patents. B.S. from the U. of Maryland and Ph.D. from MIT. https://www.acs.org/content/acs/en/pressroom/newsreleases/2016/june/american-chemical-society-awards-its-highest-honor-to-tobin-marks-phd.html
Surface Science Meets Homogeneous Catalysis
When chemisorbed upon certain surfaces, the reactivity of many types of organometallic molecules is dramatically enhanced in ways that historically have been poorly understood. High activities for a variety of catalytic olefin reactions are illustrative consequences of this altered reactivity. This lecture focuses on intricate non-covalent and covalent multi-center interactions that modulate these catalytic processes, focusing primarily on polymerization and hydrogenation/dehydrogenation processes.
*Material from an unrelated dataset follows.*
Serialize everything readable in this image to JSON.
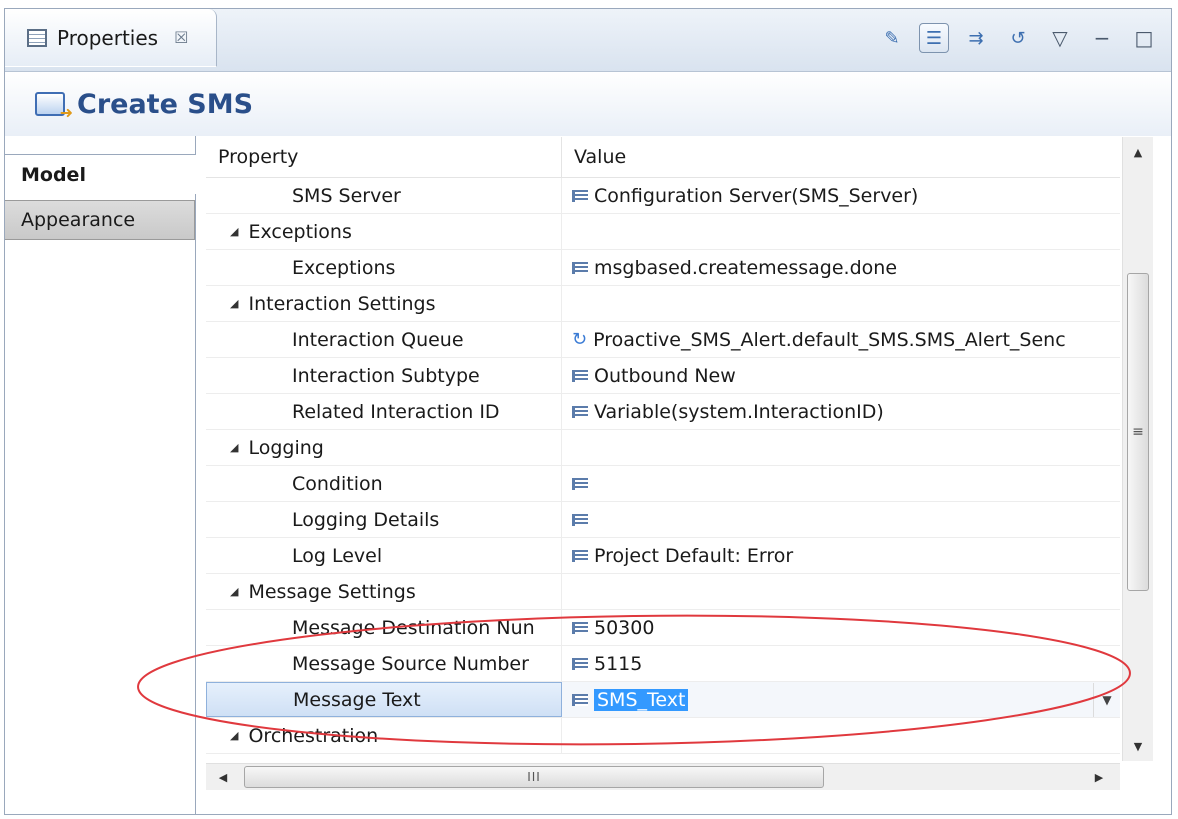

Specific interrelated topics include: 1) Catalytic chemistry of mononuclear and multinuclear catalysts anchored on/activated by surfaces versus those in homogeneous solution, 2) Catalytic chemistry and cooperativity effects in multinuclear groups 4 and 6 catalysts in homogeneous solution, 3) Definitive structural characterization of these catalysts on “super-acidic” surfaces, and the scope of their catalytic properties, 4) Unusual catalytic chemistry of group 6 dioxo complexes on carbon surfaces. It will be seen that the information obtained from these studies leads to design rules for next-generation homogeneous and supported catalysts, and for novel and useful polymerization and hydrogenation/-dehydrogenation processes, such as the catalytic detoxification of gasoline and bio-alcohol dehydrogenation.